• Exercise instructions
Could every line of the listing be output exactly, with the pictures skipped?
--- Provided material ---
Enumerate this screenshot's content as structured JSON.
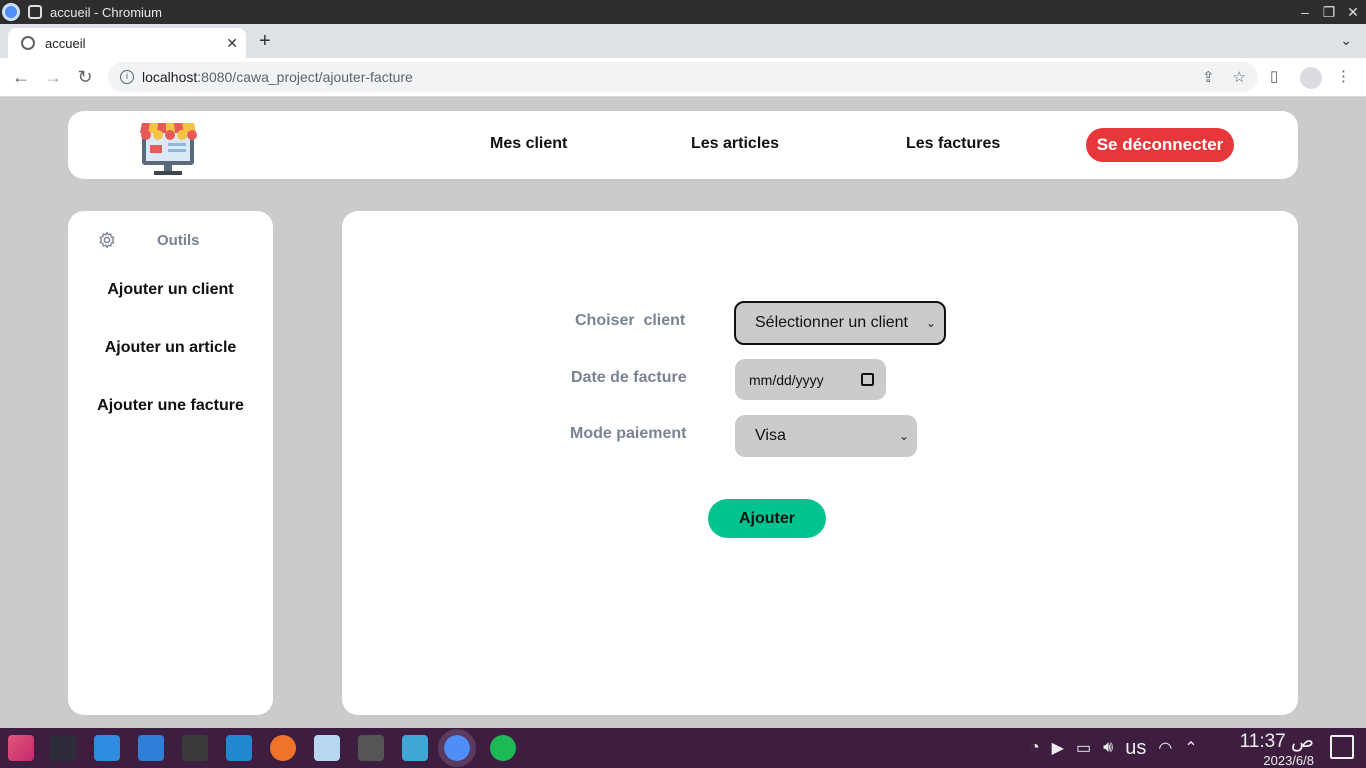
{
  "window": {
    "title": "accueil - Chromium"
  },
  "tab": {
    "label": "accueil",
    "close": "✕",
    "new": "+"
  },
  "address": {
    "host": "localhost",
    "path": ":8080/cawa_project/ajouter-facture"
  },
  "nav": {
    "links": [
      "Mes client",
      "Les articles",
      "Les factures"
    ],
    "logout": "Se déconnecter"
  },
  "sidebar": {
    "heading": "Outils",
    "items": [
      "Ajouter un client",
      "Ajouter un article",
      "Ajouter une facture"
    ]
  },
  "form": {
    "client_label": "Choiser  client",
    "client_value": "Sélectionner un client",
    "date_label": "Date de facture",
    "date_value": "mm/dd/yyyy",
    "mode_label": "Mode paiement",
    "mode_value": "Visa",
    "submit": "Ajouter"
  },
  "taskbar": {
    "keyboard": "us",
    "ampm": "ص",
    "time": "11:37",
    "date": "2023/6/8"
  },
  "colors": {
    "logout": "#e8373a",
    "submit": "#00c48f",
    "page_bg": "#cbcbcb",
    "taskbar": "#3d1e40"
  }
}
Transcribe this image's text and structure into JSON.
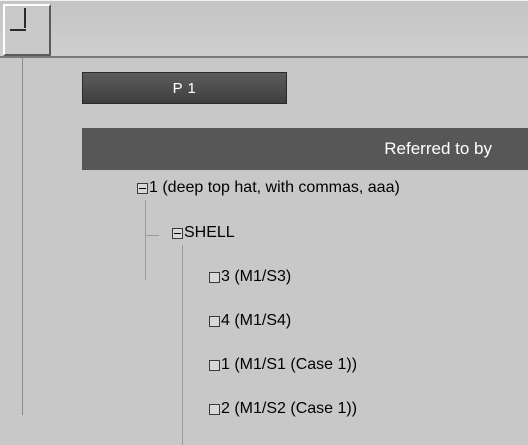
{
  "tab": {
    "label": "P 1"
  },
  "panel": {
    "header": "Referred to by"
  },
  "tree": {
    "root": {
      "label": "1 (deep top hat, with commas, aaa)",
      "expanded": true
    },
    "group": {
      "label": "SHELL",
      "expanded": true
    },
    "items": [
      {
        "label": "3 (M1/S3)"
      },
      {
        "label": "4 (M1/S4)"
      },
      {
        "label": "1 (M1/S1 (Case 1))"
      },
      {
        "label": "2 (M1/S2 (Case 1))"
      }
    ]
  }
}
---
• Answer below
Enumerate this screenshot's content as structured JSON.
{
  "window": {
    "title": "accueil - Chromium"
  },
  "tab": {
    "label": "accueil",
    "close": "✕",
    "new": "+"
  },
  "address": {
    "host": "localhost",
    "path": ":8080/cawa_project/ajouter-facture"
  },
  "nav": {
    "links": [
      "Mes client",
      "Les articles",
      "Les factures"
    ],
    "logout": "Se déconnecter"
  },
  "sidebar": {
    "heading": "Outils",
    "items": [
      "Ajouter un client",
      "Ajouter un article",
      "Ajouter une facture"
    ]
  },
  "form": {
    "client_label": "Choiser  client",
    "client_value": "Sélectionner un client",
    "date_label": "Date de facture",
    "date_value": "mm/dd/yyyy",
    "mode_label": "Mode paiement",
    "mode_value": "Visa",
    "submit": "Ajouter"
  },
  "taskbar": {
    "keyboard": "us",
    "ampm": "ص",
    "time": "11:37",
    "date": "2023/6/8"
  },
  "colors": {
    "logout": "#e8373a",
    "submit": "#00c48f",
    "page_bg": "#cbcbcb",
    "taskbar": "#3d1e40"
  }
}
Transcribe this image's text and structure into JSON.
{
  "tab": {
    "label": "P 1"
  },
  "panel": {
    "header": "Referred to by"
  },
  "tree": {
    "root": {
      "label": "1 (deep top hat, with commas, aaa)",
      "expanded": true
    },
    "group": {
      "label": "SHELL",
      "expanded": true
    },
    "items": [
      {
        "label": "3 (M1/S3)"
      },
      {
        "label": "4 (M1/S4)"
      },
      {
        "label": "1 (M1/S1 (Case 1))"
      },
      {
        "label": "2 (M1/S2 (Case 1))"
      }
    ]
  }
}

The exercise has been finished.